On the Friday of BETT, authors Alex Woolf and Louie Stowell gave a talk on the BESA stand about writing for Fiction Express. Fiction Express is a subscription service for schools. You pay £249 plus VAT for the year for whole school access. So this could be very cheap or very expensive depending on your school size! The premise is fantastic though. Each author writes a chapter of their story and then gives the children 4 possible options of where the story could go next. The children can then vote and the author then has seven days to write the next instalment of the story based on the most popular choice. The authors noted that children tend to be kinder than you would think and often choose the safe. easy option and definitely never go for anything that may hurt the hero. This is a challenge for the writers as the stories often go in very different ways than they had envisaged but the seven day deadline made it a very exciting type of challenge. Children love the immediate response of getting a new instalment after just seven days and the authors will often leave blog comments for students so they have a real dialogue with working authors on a regular basis – a very rare experience which keeps them very engaged. So if you have a lot of reluctant readers and writers at school make sure you sign up and get involved.
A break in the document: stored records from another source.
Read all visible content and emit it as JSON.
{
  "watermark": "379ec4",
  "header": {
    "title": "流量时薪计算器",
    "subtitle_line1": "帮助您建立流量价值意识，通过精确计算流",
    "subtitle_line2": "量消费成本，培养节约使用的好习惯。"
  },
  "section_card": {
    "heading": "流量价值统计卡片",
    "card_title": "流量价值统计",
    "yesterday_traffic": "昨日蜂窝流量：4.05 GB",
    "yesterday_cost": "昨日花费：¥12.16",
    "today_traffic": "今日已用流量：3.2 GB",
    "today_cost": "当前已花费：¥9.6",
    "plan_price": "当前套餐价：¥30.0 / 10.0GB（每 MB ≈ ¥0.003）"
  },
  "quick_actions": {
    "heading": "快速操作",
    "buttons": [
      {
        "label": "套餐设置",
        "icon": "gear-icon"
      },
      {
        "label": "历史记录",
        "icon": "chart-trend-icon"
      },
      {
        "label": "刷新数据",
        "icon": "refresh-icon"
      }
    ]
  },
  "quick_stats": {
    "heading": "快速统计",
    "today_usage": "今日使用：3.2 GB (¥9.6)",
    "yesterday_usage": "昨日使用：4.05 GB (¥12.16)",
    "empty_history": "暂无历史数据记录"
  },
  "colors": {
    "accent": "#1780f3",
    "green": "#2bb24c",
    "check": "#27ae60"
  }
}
Teacher ideas including asking students who voted for a different chapter to the most popular one to write the next chapter of their story themselves so that they can follow the story they had in mind!